Is there anything that defines an Amazon show and distinguishes it from Netflix or HBO shows?
There is no one specific genre or single taste-maker for these companies. The next “Lord of the Rings” will be on Amazon.
What are the key, qualitative data you use on individual shows, data that persuade you a show has a long-term future when it might initially be loss-making?
There are a lot of great examples from the linear days, like “Breaking Bad” or “Community,” where Season 1 was not great, but people believed in the creative and stuck with it. We certainly face that as well and have cases where we really like the show and think it just didn’t get a fair shot with Season 1, and so we commit to a Season 2 that is bigger and better.
Do you have examples of shows that work in unexpected markets?
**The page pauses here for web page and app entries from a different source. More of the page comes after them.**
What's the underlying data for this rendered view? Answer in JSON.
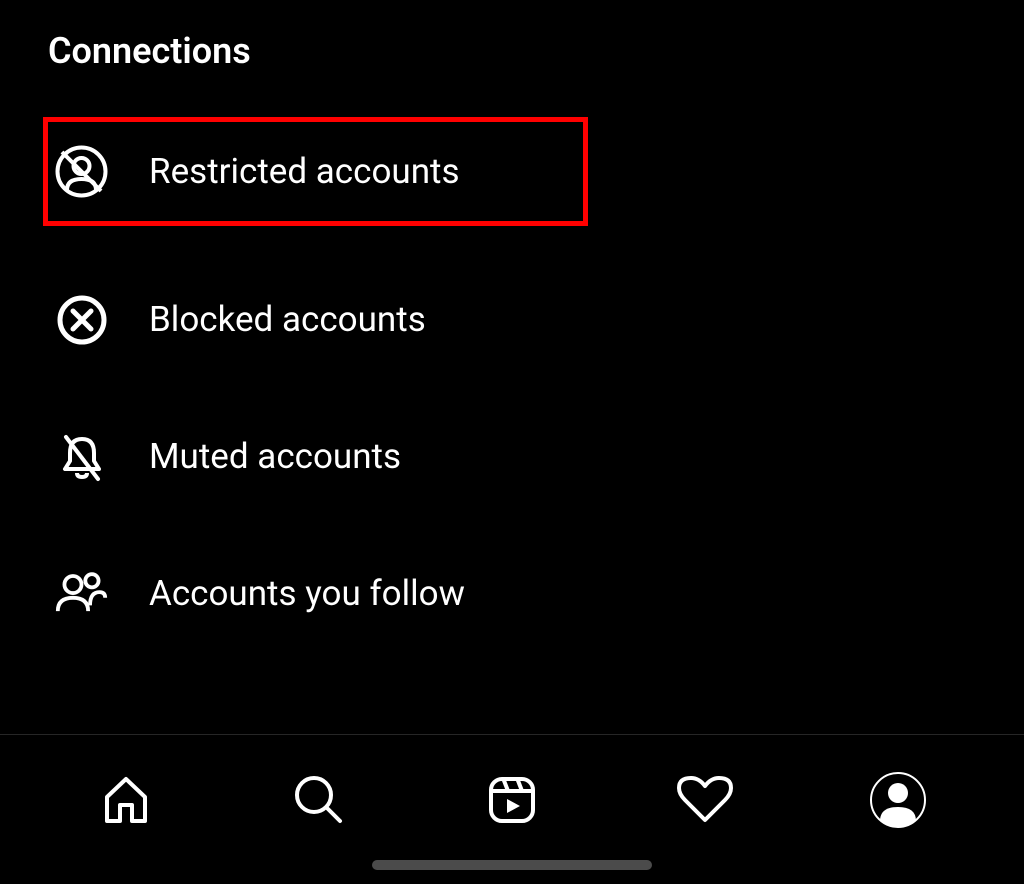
{
  "section_title": "Connections",
  "menu_items": [
    {
      "label": "Restricted accounts",
      "icon_name": "restricted-icon",
      "highlighted": true
    },
    {
      "label": "Blocked accounts",
      "icon_name": "blocked-icon",
      "highlighted": false
    },
    {
      "label": "Muted accounts",
      "icon_name": "muted-icon",
      "highlighted": false
    },
    {
      "label": "Accounts you follow",
      "icon_name": "follow-icon",
      "highlighted": false
    }
  ],
  "nav_items": [
    {
      "name": "home-icon"
    },
    {
      "name": "search-icon"
    },
    {
      "name": "reels-icon"
    },
    {
      "name": "activity-icon"
    },
    {
      "name": "profile-icon"
    }
  ]
}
In Japan the example is “The Bachelor.” Everyone told us not to do that. Variety, drama, anime works in Japan, but a large-scale dating reality show has never been attempted, nor should it be. But we just saw this giant area of white space. Nobody is in this space so let’s go in and make the biggest and best dating show and see how people respond. That certainly over-performed in Season 1.
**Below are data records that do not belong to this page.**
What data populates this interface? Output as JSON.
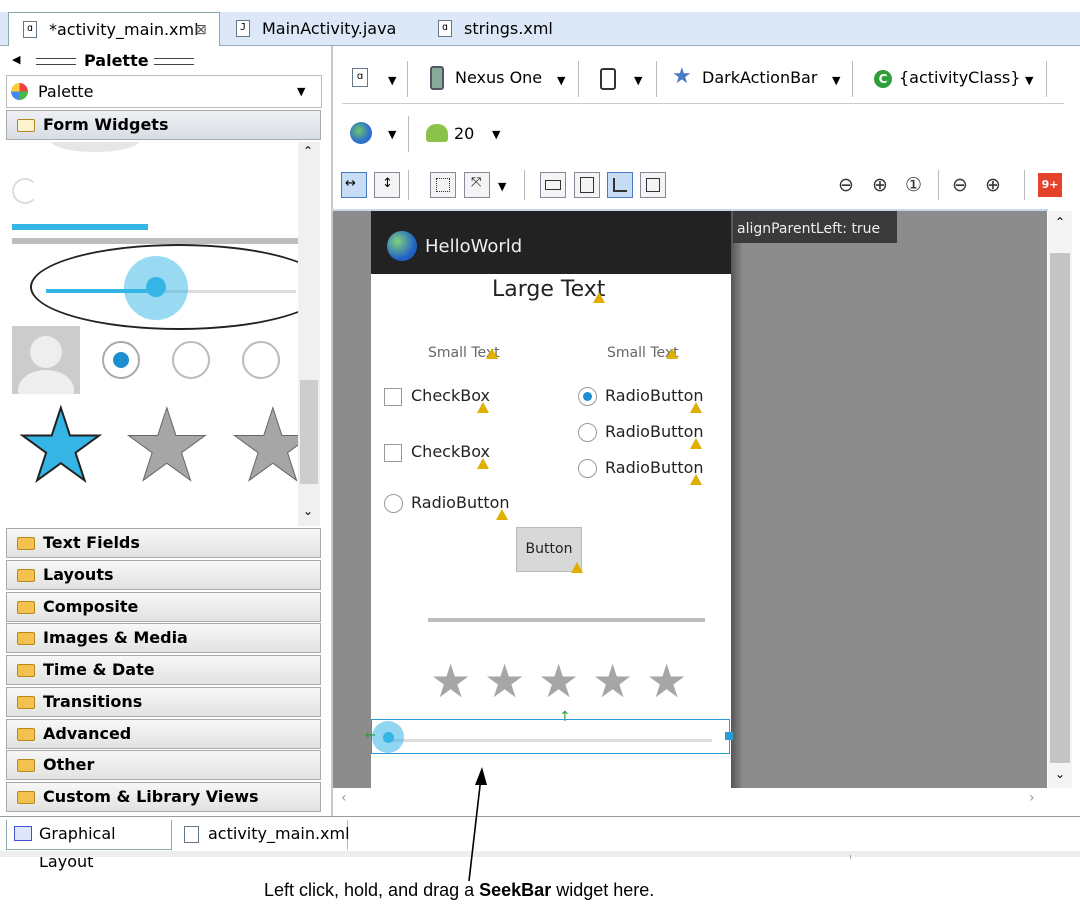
{
  "editor_tabs": [
    {
      "label": "*activity_main.xml",
      "close": "⊠"
    },
    {
      "label": "MainActivity.java"
    },
    {
      "label": "strings.xml"
    }
  ],
  "palette": {
    "header": "Palette",
    "dropdown_label": "Palette",
    "open_category": "Form Widgets",
    "categories": [
      "Text Fields",
      "Layouts",
      "Composite",
      "Images & Media",
      "Time & Date",
      "Transitions",
      "Advanced",
      "Other",
      "Custom & Library Views"
    ]
  },
  "toolbar": {
    "device": "Nexus One",
    "theme": "DarkActionBar",
    "activity": "{activityClass}",
    "api_level": "20",
    "badge": "9+"
  },
  "canvas": {
    "tooltip_lines": [
      "alignParentLeft: true"
    ],
    "action_bar_title": "HelloWorld",
    "large_text": "Large Text",
    "small_text_1": "Small Text",
    "small_text_2": "Small Text",
    "checkbox_1": "CheckBox",
    "checkbox_2": "CheckBox",
    "radio_left": "RadioButton",
    "radio_right_1": "RadioButton",
    "radio_right_2": "RadioButton",
    "radio_right_3": "RadioButton",
    "button": "Button",
    "rating_stars": 5,
    "rating_value": 0
  },
  "bottom_tabs": [
    {
      "label": "Graphical Layout"
    },
    {
      "label": "activity_main.xml"
    }
  ],
  "caption": {
    "before": "Left click, hold, and drag a ",
    "bold": "SeekBar",
    "after": " widget here."
  }
}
When Amazon launched in India it went with 18 commissions. Netflix went in with one, since expanded to five. What was the thinking, going in so big?
We had a lot of great licensing partners on the Bollywood, Tamil, Telugu and Marathi licensed film side and great partners on the kids’ side – for instance, we have “Chhota Bheem” from Green Gold – so we are solid there. We have deals with Warner, Paramount and others who have great U.S. content. But look at what is playing really well in the U.S. and other markets, and it is really high-end drama series. And there was this big blank spot on our Indian content section. Local TV, there was nothing there. And we thought we can’t just make one and see how it does, and then wait two years before No. 2 come along.
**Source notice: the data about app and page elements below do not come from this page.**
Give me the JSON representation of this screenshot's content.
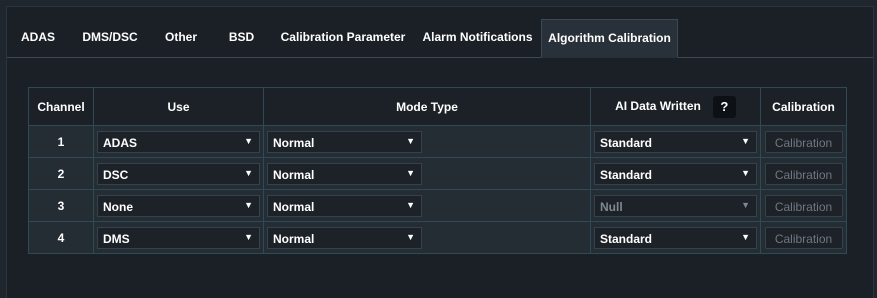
{
  "tabs": [
    {
      "label": "ADAS"
    },
    {
      "label": "DMS/DSC"
    },
    {
      "label": "Other"
    },
    {
      "label": "BSD"
    },
    {
      "label": "Calibration Parameter"
    },
    {
      "label": "Alarm Notifications"
    },
    {
      "label": "Algorithm Calibration",
      "active": true
    }
  ],
  "table": {
    "headers": {
      "channel": "Channel",
      "use": "Use",
      "mode_type": "Mode Type",
      "ai_data_written": "AI Data Written",
      "help_icon": "?",
      "calibration": "Calibration"
    },
    "rows": [
      {
        "channel": "1",
        "use": "ADAS",
        "mode": "Normal",
        "ai": "Standard",
        "calibration": "Calibration"
      },
      {
        "channel": "2",
        "use": "DSC",
        "mode": "Normal",
        "ai": "Standard",
        "calibration": "Calibration"
      },
      {
        "channel": "3",
        "use": "None",
        "mode": "Normal",
        "ai": "Null",
        "ai_disabled": true,
        "calibration": "Calibration"
      },
      {
        "channel": "4",
        "use": "DMS",
        "mode": "Normal",
        "ai": "Standard",
        "calibration": "Calibration"
      }
    ]
  },
  "colors": {
    "background": "#1a2026",
    "row_background": "#242c34",
    "border": "#2f4a55",
    "text": "#ffffff",
    "disabled_text": "#6f7780"
  },
  "icons": {
    "dropdown": "chevron-down-icon",
    "help": "question-icon"
  }
}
We didn’t start with 18 in mind. We solicited 100 opinions, 50 of those are good, and then as the scripts came in from development we decided to make those 18.
In India most consumption is off Hotstar, which had 67 million subscribers in August, and has free and paid-for content. Now Jio is coming in, in a big way. How does Amazon compete with these mass-market platforms?
Everybody has their own thing. Hotstar does very well with its ad-supported base. Jio bundles with mobile devices. [With] Amazon, the value is that you pay 999 rupees [about $15.50] and you get this great shipping service, plus content with no ads, latest movies, early windows, original series.
What is Amazon’s China strategy in this sector?
China is a market we have to keep looking at. Hugely successful local services like Tencent and iQIYI, Youku Tudou. Netflix, Warner, HBO, Disney have announced some deals there.
Those are deals licensing Western content into China. Is that Amazon’s strategy too?
We haven’t settled on that. With China we have to be patient, keep talking to people.
Is there an intention to produce Chinese content?
I’d put that in the same bucket as Korean or Australian content. If somebody has great ideas for original Chinese-language series, then great.
Would that be viable if you didn’t have distribution in China?
It would depend on the series. [On the possibility of making Hong Kong or Taiwanese content,] you’ve got to look at the potential in those home markets and other markets, and the decision process is very similar to any other show. If we make a Korean show, the question is not just how it will do in Korea. The decision would look at cost and the potential in the markets we are in.
Is competition for original content in Asia driving up prices?
So far we haven’t had a bad experience with our partners in Japan, India and Korea. Nobody has come into the room at the 11th hour and said, “Someone else has just offered me more money, so pay me more.” We know there is a limited talent pool out there. But I haven’t see any price gouging like that.